               It’s very easy for me to wander off task, get lost in Facebook, fiddle with the neverending task of trying to clean off my desk, and end the day with nothing much accomplished.  To address this problem, I try to set an overall major goal—in this case, completing my grandson’s quilt—and some doable smaller goals related to activities of daily living. Today these included filing an insurance claim and doing the laundry. Then, when I catch myself spinning my wheels, so to speak, I remind myself to “focus”. Do something on my to-do list.

               It has really helped. As a daily sub-goal toward completing the quilt, I try to complete one block. I am almost finished with my block for today (I thought I was finished until my husband came home and I asked his opinion, but that’s okay. Still time to add the part he suggested.) And writing this blog post was on my to-do list for today.

Art with Friends

Back in November, I took a fantastic class on making personal shrines.

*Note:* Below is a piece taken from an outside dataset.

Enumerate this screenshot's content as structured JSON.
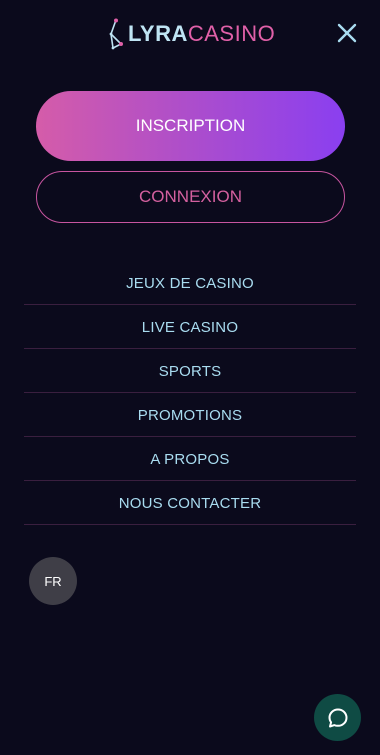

I wrote a post about it a couple of months ago.  Since then, I have wanted to make other shrines. Specifically, I want to make one honoring my father as a gift to my son. There is also a piece of land that has been in my husband’s family for at least three generations now. We are about to sell our share of it and have emotions to work through over this. And, other possibilities occur almost daily. But setting time aside is hard. There are activities of daily living, and this quilt I’m making for my grandson’s birthday.

               Anyway, a couple of my friends were also really interested in the shrine project. One had made something similar but different; one thought she couldn’t “do art” but really really wanted to. So, we started getting together every so often to work on shrines. Today was a day only two of us could get together, but still it made such a difference. It made a difference to have someone to talk to for the 30, 40, 50?? minutes it took me to very carefully cut around the tiny ivy designs I had printed out to glue on the door of the shrine I’m making for my son in honor of his grandfather. It made a difference to tell stories as we worked. It made a difference to have someone to share supplies with and ask again “how do those hinges work?” It made a difference to see someone else’s work and get new ideas. (I think that’s called inspiration.)

               We are also a pretty spiritual group, and we took time out today to do a short ceremony honoring and blessing the waters of the world and thanking water for its gift of life to all that lives. I’m sure there’s going to be a way sometime in the future that this gets worked into a shrine. I find working with others on similar projects, even though we are each working independently on our own piece, to be tremendously inspiring, and motivating and supportive. I think more about art; I find project ideas everywhere. My friends say the same. I don’t know where this idea is going; I don’t know what we will end up doing either individually or as a group. What I do know is that our decision to work together sometimes is amazingly supportive of my journey into art, personal exploration and healing.